In the popular 1995 book “The 5 Love Languages,” Gary Chapman writes that each of us expresses and receives love in different ways, and to feel satisfied and loved, we need to receive love in the way that works for us.
Now, some of us might cringe a little at the notion of “love” in the workplace — and apparently Chapman cringed a little, too. Because after the success of his first book, he teamed up with Dr. Paul White to take his premise to the workplace with the 2012 release of “The 5 Languages of Appreciation in the Workplace.” OK, that’s a little more comfortable right?
Appreciation means “recognition and enjoyment of the good qualities of someone or something.” And that sure feels like an appropriate and essential part of workplace relationships, happiness and being a Great Place to Work. So at a high level, your leaders, supervisors and managers should try to learn, understand and accommodate the “appreciation language” that resonates most with each person who reports to them. Here then are the five languages of appreciation in the workplace and how we might express them:
Words of affirmation. That’s an easy language of appreciation and one most of us are pretty good at. Giving sincere thanks, verbal and written. Private and public shout-outs, compliments and kudos. Positive comments and encouragement. Even a quick email or text means a lot and a surprise Post-it Note on a desk goes a long way.
Acts of service. Along with all the challenging and rewarding work we do each day, there inevitably are aspects of our jobs that are less enjoyable. For team members whose appreciation language is “acts of service,” consider doing one of their more tedious tasks, whether it’s administrative, like sending out invoices, or physical, like cleaning out the coffee pots or replacing the printer toner.
Receiving gifts. This is another easy one, and it doesn’t need to cost a lot to hit the “receiving gifts” language of appreciation spot. To make it especially meaningful, it helps when you personalize gifts to what you know about the person you’re giving them to: show tickets for a theater lover, workout gear for a gym rat, specialty coffee for a java junkie, or even simply picking up their favorite pastry on the way into work.
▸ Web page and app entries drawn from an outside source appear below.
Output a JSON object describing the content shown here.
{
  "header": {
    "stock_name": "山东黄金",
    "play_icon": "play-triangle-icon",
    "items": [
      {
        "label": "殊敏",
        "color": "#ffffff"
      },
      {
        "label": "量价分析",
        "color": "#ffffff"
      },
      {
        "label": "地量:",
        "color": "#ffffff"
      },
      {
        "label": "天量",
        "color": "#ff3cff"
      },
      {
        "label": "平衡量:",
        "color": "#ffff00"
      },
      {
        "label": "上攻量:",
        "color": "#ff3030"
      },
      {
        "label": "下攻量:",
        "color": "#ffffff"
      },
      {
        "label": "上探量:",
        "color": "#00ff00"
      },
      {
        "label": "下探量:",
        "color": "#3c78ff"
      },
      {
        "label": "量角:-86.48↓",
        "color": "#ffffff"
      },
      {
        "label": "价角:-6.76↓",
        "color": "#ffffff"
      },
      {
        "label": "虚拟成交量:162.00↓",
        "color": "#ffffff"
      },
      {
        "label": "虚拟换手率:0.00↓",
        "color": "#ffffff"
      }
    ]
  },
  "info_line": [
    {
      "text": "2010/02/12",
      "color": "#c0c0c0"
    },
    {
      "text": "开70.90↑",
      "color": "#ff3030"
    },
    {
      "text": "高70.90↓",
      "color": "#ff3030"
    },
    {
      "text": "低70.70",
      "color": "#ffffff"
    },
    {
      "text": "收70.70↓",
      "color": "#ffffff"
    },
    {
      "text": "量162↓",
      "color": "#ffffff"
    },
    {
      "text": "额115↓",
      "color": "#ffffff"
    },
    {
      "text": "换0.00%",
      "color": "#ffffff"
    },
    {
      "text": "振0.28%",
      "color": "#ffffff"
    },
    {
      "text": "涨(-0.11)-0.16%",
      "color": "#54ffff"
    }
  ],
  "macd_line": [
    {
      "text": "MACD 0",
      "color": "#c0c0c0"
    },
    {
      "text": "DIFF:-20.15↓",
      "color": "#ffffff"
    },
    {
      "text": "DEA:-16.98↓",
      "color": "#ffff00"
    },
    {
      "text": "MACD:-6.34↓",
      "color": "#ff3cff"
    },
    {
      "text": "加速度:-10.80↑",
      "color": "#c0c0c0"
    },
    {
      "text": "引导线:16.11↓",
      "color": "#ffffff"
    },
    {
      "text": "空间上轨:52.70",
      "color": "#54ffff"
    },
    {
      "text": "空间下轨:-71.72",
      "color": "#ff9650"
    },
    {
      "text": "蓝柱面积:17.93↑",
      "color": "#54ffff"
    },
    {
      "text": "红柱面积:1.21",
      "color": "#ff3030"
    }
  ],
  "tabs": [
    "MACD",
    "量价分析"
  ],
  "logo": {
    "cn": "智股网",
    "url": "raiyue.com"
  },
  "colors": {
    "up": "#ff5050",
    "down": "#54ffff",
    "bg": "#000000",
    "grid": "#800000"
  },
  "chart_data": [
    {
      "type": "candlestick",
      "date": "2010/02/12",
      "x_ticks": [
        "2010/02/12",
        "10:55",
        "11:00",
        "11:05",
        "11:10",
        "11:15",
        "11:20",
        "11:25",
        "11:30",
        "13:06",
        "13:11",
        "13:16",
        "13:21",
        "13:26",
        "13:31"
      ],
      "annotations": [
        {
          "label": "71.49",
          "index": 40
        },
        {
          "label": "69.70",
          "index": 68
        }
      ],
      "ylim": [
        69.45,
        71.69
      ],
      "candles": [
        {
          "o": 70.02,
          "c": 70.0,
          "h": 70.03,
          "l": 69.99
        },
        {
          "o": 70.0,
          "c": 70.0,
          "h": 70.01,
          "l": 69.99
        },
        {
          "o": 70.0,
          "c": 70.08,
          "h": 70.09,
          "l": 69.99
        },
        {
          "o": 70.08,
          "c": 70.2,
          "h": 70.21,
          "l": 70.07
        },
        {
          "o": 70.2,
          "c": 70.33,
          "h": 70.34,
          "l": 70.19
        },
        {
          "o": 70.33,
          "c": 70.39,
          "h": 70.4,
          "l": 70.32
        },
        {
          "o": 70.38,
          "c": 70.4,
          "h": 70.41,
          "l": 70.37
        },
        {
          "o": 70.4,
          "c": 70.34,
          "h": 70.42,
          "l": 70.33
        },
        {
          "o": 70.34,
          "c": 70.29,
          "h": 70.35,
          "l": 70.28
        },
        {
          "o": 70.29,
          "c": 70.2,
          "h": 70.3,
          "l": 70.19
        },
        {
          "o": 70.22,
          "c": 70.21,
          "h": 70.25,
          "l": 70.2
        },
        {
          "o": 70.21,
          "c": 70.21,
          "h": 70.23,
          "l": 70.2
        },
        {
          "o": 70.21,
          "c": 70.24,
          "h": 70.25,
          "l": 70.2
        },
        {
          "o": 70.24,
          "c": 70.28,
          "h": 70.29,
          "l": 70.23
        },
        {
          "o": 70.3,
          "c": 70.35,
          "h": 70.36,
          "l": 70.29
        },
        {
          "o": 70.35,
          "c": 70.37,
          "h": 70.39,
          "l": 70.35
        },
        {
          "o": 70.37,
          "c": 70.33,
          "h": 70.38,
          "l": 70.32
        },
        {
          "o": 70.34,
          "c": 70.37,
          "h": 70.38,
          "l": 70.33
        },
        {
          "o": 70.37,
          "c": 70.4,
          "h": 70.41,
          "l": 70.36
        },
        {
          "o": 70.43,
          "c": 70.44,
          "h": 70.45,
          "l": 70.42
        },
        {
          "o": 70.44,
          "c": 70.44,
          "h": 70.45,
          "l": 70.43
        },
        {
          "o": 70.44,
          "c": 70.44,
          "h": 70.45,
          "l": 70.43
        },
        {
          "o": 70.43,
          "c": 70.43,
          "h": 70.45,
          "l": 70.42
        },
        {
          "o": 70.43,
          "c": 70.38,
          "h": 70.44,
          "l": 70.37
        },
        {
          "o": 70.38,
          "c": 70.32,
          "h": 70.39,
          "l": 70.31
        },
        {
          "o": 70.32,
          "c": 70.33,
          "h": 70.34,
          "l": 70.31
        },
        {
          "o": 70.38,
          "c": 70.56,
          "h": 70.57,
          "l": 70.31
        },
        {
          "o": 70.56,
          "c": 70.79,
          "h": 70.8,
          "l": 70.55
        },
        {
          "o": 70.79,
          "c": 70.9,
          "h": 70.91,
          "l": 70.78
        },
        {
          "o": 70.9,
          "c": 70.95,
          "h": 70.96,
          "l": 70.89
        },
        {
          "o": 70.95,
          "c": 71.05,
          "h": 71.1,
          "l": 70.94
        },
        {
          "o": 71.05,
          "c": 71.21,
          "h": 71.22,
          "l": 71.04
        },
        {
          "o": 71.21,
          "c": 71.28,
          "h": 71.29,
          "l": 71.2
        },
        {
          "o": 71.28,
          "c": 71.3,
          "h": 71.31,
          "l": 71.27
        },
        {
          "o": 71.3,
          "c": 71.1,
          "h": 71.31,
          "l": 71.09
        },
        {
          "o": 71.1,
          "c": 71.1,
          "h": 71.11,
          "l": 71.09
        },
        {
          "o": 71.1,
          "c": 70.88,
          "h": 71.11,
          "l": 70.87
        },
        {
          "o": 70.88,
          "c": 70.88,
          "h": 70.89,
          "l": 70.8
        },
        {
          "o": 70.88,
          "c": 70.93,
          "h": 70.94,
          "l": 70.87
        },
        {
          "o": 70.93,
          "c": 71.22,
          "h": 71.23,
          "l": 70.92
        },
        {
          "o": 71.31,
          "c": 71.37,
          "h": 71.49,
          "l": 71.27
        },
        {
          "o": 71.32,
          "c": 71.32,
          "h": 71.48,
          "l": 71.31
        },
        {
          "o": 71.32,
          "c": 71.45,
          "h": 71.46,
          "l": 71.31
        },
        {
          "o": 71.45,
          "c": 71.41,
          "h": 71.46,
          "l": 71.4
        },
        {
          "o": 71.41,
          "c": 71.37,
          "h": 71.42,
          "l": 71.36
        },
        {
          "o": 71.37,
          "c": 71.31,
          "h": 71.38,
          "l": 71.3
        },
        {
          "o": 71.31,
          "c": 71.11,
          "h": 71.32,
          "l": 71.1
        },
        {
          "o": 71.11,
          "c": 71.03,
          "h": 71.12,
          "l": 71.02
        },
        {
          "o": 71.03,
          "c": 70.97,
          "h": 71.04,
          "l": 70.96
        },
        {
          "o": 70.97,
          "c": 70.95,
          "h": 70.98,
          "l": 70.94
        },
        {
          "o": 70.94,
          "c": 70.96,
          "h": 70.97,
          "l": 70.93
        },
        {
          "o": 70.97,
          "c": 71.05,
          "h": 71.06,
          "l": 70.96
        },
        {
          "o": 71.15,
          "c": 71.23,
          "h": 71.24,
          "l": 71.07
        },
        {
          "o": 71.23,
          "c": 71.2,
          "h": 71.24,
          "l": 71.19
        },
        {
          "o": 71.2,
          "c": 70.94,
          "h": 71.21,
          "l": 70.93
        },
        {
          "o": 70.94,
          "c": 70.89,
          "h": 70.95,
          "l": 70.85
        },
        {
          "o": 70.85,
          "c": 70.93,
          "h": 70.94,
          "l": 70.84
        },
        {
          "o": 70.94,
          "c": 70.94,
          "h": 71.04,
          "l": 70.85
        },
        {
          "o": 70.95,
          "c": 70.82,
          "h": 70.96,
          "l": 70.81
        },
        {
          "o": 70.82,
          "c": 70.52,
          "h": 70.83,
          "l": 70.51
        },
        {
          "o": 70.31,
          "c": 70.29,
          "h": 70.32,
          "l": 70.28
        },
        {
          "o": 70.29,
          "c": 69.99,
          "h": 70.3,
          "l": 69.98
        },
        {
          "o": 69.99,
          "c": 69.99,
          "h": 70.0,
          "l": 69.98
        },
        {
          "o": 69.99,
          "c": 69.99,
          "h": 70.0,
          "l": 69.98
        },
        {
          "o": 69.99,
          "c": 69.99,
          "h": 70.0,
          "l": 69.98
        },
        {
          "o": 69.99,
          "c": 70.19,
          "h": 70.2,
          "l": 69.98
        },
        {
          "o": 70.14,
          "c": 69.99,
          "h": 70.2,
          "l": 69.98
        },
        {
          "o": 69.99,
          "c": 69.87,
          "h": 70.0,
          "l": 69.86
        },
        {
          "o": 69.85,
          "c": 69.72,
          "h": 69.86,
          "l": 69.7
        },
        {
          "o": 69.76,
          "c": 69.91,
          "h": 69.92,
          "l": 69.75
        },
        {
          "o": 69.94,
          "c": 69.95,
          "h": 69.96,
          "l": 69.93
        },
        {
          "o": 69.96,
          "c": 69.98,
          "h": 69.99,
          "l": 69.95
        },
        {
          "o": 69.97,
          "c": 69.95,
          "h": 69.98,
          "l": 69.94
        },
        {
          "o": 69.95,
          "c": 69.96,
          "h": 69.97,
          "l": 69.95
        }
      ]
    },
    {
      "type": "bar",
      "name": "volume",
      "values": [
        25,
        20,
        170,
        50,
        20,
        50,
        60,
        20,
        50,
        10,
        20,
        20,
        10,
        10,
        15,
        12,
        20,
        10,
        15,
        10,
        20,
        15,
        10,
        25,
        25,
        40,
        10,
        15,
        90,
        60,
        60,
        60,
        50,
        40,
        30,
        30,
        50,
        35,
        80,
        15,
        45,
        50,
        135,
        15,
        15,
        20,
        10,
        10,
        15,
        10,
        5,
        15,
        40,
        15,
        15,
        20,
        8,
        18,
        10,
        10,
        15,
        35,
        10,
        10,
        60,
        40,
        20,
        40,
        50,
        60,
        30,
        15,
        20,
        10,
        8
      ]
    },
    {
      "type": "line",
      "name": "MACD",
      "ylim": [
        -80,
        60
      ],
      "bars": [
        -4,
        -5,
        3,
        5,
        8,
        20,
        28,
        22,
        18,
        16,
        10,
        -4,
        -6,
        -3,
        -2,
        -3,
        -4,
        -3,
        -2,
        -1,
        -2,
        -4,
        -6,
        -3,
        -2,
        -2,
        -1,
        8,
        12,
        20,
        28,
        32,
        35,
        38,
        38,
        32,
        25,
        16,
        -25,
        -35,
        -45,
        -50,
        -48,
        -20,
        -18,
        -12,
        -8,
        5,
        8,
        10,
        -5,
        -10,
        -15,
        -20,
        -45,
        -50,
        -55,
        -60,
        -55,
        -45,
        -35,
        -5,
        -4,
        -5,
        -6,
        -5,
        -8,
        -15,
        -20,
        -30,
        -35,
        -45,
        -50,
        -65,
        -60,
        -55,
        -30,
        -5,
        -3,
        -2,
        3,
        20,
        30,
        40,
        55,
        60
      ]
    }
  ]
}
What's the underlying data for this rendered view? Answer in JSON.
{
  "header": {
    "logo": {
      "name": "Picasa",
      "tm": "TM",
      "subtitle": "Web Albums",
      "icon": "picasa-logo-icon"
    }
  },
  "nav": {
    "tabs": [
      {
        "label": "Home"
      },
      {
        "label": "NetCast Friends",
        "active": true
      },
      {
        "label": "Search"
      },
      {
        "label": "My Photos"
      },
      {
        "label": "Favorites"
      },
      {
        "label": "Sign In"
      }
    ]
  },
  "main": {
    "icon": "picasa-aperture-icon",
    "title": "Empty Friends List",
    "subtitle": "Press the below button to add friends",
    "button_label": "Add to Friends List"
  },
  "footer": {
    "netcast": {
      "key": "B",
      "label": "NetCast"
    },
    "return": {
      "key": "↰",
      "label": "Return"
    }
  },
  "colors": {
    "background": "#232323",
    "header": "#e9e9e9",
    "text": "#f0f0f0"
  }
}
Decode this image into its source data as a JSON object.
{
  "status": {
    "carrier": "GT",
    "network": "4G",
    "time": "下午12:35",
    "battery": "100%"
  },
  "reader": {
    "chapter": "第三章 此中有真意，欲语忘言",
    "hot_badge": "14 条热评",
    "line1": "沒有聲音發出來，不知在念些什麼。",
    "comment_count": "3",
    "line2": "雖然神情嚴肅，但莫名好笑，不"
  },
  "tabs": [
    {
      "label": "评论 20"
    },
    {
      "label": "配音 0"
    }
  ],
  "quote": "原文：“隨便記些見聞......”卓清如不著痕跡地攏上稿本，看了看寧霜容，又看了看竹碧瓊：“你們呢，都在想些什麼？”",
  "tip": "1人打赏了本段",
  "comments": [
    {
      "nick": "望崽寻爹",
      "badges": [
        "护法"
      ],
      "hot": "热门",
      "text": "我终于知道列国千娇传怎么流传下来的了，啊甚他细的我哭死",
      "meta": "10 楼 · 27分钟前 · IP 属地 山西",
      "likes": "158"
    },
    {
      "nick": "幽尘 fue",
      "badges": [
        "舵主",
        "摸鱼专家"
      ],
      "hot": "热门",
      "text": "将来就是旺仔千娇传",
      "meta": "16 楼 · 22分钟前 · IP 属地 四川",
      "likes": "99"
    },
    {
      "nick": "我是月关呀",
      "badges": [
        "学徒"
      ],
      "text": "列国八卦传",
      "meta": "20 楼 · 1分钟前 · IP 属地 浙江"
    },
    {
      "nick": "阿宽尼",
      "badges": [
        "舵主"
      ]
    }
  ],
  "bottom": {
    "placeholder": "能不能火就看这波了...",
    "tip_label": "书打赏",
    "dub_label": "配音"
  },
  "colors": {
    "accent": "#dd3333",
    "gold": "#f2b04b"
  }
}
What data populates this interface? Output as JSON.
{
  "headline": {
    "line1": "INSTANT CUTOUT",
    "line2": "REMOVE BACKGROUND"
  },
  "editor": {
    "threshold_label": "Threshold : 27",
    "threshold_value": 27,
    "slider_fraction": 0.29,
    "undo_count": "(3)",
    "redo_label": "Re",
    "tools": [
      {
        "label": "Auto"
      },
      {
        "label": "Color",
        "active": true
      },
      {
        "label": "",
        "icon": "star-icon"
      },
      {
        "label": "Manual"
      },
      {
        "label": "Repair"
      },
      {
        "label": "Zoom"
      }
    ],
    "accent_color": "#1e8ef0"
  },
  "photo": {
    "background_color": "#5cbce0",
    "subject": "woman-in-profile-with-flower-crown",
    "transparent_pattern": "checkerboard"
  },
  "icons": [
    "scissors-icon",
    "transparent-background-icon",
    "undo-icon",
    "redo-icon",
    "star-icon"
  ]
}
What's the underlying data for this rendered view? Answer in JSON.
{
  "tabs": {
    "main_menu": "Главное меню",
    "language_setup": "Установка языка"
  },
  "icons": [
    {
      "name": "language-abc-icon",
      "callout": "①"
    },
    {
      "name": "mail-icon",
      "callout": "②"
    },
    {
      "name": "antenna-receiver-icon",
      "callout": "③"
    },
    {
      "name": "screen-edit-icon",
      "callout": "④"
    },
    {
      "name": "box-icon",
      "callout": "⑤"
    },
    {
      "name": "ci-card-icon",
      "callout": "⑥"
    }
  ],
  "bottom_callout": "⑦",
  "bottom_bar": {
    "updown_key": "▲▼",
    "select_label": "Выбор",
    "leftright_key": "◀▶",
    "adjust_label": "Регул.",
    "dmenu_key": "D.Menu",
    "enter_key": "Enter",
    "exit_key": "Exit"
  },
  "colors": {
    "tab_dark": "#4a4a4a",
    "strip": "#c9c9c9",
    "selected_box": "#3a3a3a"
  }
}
Quality time. From axe-throwing and escape and “destruction rooms” to empanada making classes and wine tastings, we love spending quality time with our team members as a way of showing how much we value them. Individual time is also important, whether through regular workday one-on-ones and lunches or during off-hours bike rides, concerts and dog walks. The important thing is to individualize the “quality time” language of appreciation for each person’s preferences.
Physical touch. OK. We can cringe and shy away from this language of appreciation, with good reason. I leave it to your judgment and HR team’s discretion whether a hug is OK or if you should stick to nothing more than a handshake. Enough said!
Create a foundation for lifelong happiness
The point of showing emotion, compassion and appreciation is to build and reinforce your culture of caring. Which strengthens relationships. And circles back to where we started, laddering up to the idea that caring relationships are foundational to business success — and lifelong happiness.
Lauren Dixon is CEO of Dixon Schwabl Inc., a marketing communications firm, which has been honored as a best place to work.